Interface dataset entries
BEGIN
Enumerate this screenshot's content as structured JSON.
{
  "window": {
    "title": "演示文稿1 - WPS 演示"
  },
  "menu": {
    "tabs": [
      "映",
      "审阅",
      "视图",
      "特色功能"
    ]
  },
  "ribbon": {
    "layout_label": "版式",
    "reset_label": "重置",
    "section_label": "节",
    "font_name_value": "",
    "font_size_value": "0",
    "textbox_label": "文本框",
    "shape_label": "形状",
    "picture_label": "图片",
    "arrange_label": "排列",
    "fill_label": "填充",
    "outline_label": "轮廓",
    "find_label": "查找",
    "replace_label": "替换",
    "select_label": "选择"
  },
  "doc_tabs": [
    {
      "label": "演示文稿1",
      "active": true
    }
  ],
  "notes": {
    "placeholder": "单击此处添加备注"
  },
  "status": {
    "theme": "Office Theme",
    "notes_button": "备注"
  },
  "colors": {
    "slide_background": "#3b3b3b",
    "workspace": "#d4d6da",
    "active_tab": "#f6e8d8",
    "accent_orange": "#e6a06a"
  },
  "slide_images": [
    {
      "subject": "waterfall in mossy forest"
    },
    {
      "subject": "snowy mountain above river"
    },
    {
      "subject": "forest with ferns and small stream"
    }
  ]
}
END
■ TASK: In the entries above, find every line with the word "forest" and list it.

■ THE COMPLETED TASK:
      "subject": "waterfall in mossy forest"
      "subject": "forest with ferns and small stream"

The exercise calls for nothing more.